New Port Beach Elder Fraud Case Calls into Question Legitimacy of Power-of-Attorney

April 18, 2011

A 41-year-old Newport Beach man is facing a Santa Ana burglary charge, caretaker theft from an elder, fraudulently using an access card and three counts of forgery. Police say he swindled a deaf and blind 98-year-old woman suffering from dementia.

A Santa Ana criminal defense lawyer will also have to defend against several sentencing enhancements, including allegations for a non-accomplice present during a residential burglary, causing over $100,000 in loss, aggravated white-collar crime over $100,000, and property loss over $200,000. If convicted, he faces up to 11 years in prison.

Theft crimes in Santa Ana are among the most common criminal charges. Statewide, there were 585,813 property crimes reported in 2009. In 202,639 cases, the value of the property was more than $4,000, according to the California Department of Justice.

Financial crimes, especially those dealing with fraudulent use of credit cards and bank accounts, can be complex cases that are difficult to prove. An experienced defense lawyer will conduct a thorough review of the case and may challenge the validity of some of the charges. If a negotiated deal is in a client's best interest, the attorney will likely be successful in significantly reducing the number and severity of charges the client faces.

Police accuse the defendant in this case of moving into the house without the victim's knowledge after his mother became the woman's live-in caretaker. He is accused of using the woman's credit card to charge items for his girlfriend, of taking out a loan against her house, and of having the woman sign over power of attorney.

Medical experts contend she was not competent to do so. Cases involved powers-of-attorney can be particularly complex. Such powers are often granted to care for an elderly person who is becoming incapable of remaining self-sufficient. Whether the woman is incompetent now -- and whether she was incompetent at the time such powers were granted -- is an issue for the court to decide, regardless of the opinion offered by law enforcement.

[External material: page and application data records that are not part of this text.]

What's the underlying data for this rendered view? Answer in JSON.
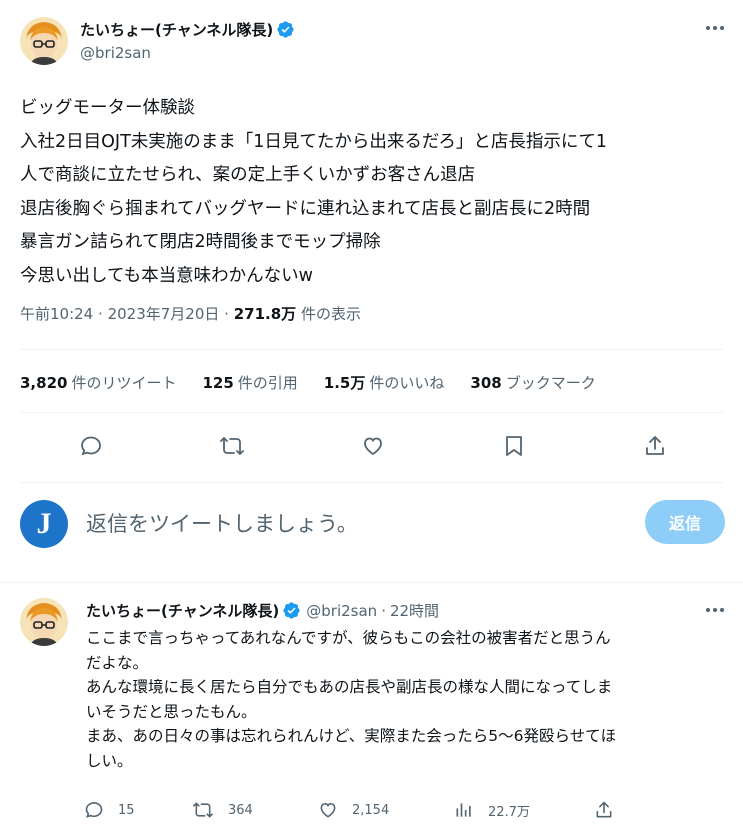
{
  "main_tweet": {
    "author_name": "たいちょー(チャンネル隊長)",
    "author_handle": "@bri2san",
    "verified": true,
    "lines": [
      "ビッグモーター体験談",
      "入社2日目OJT未実施のまま「1日見てたから出来るだろ」と店長指示にて1",
      "人で商談に立たせられ、案の定上手くいかずお客さん退店",
      "退店後胸ぐら掴まれてバッグヤードに連れ込まれて店長と副店長に2時間",
      "暴言ガン詰られて閉店2時間後までモップ掃除",
      "今思い出しても本当意味わかんないw"
    ],
    "time": "午前10:24",
    "date": "2023年7月20日",
    "views_count": "271.8万",
    "views_label": "件の表示",
    "separator": "·"
  },
  "stats": [
    {
      "count": "3,820",
      "label": "件のリツイート"
    },
    {
      "count": "125",
      "label": "件の引用"
    },
    {
      "count": "1.5万",
      "label": "件のいいね"
    },
    {
      "count": "308",
      "label": "ブックマーク"
    }
  ],
  "compose": {
    "placeholder": "返信をツイートしましょう。",
    "reply_button": "返信",
    "avatar_letter": "J"
  },
  "reply_tweet": {
    "author_name": "たいちょー(チャンネル隊長)",
    "author_handle": "@bri2san",
    "separator": "·",
    "time_ago": "22時間",
    "lines": [
      "ここまで言っちゃってあれなんですが、彼らもこの会社の被害者だと思うん",
      "だよな。",
      "あんな環境に長く居たら自分でもあの店長や副店長の様な人間になってしま",
      "いそうだと思ったもん。",
      "まあ、あの日々の事は忘れられんけど、実際また会ったら5〜6発殴らせてほ",
      "しい。"
    ],
    "replies": "15",
    "retweets": "364",
    "likes": "2,154",
    "views": "22.7万"
  },
  "colors": {
    "text_primary": "#0f1419",
    "text_secondary": "#536471",
    "verified_badge": "#1d9bf0",
    "reply_button_bg": "#8ecdf8",
    "divider": "#eff3f4"
  },
  "icons": [
    "verified-badge-icon",
    "more-icon",
    "reply-icon",
    "retweet-icon",
    "like-icon",
    "bookmark-icon",
    "share-icon",
    "views-icon"
  ]
}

If you are facing charges of fraud or embezzlement in Santa Ana, contact the Law Offices of Vincent J. LaBarbera Jr. to discuss your rights. Through three decades of experienced, Attorney LaBarbera has argued over 200 criminal trials and appeals. Call (714) 541-9668 for a confidential appointment to discuss your rights.